[Stored items]
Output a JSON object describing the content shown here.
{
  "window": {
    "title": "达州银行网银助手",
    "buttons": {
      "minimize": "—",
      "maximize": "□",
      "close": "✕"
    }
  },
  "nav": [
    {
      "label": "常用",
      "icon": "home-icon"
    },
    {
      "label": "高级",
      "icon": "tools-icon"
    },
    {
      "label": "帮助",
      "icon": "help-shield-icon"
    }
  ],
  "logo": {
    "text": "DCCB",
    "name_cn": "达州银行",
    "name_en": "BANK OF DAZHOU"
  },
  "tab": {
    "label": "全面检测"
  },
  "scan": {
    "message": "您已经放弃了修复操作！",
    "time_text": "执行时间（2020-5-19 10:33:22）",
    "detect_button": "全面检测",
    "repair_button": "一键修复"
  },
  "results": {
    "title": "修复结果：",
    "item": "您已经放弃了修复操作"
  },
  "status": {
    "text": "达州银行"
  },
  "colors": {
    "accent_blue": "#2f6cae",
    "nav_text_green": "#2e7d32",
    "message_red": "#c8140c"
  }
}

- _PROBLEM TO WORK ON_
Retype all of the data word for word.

- _EXERCISE RESULT_
Output a JSON object describing the content shown here.
{
  "window": {
    "title": "达州银行网银助手",
    "buttons": {
      "minimize": "—",
      "maximize": "□",
      "close": "✕"
    }
  },
  "nav": [
    {
      "label": "常用",
      "icon": "home-icon"
    },
    {
      "label": "高级",
      "icon": "tools-icon"
    },
    {
      "label": "帮助",
      "icon": "help-shield-icon"
    }
  ],
  "logo": {
    "text": "DCCB",
    "name_cn": "达州银行",
    "name_en": "BANK OF DAZHOU"
  },
  "tab": {
    "label": "全面检测"
  },
  "scan": {
    "message": "您已经放弃了修复操作！",
    "time_text": "执行时间（2020-5-19 10:33:22）",
    "detect_button": "全面检测",
    "repair_button": "一键修复"
  },
  "results": {
    "title": "修复结果：",
    "item": "您已经放弃了修复操作"
  },
  "status": {
    "text": "达州银行"
  },
  "colors": {
    "accent_blue": "#2f6cae",
    "nav_text_green": "#2e7d32",
    "message_red": "#c8140c"
  }
}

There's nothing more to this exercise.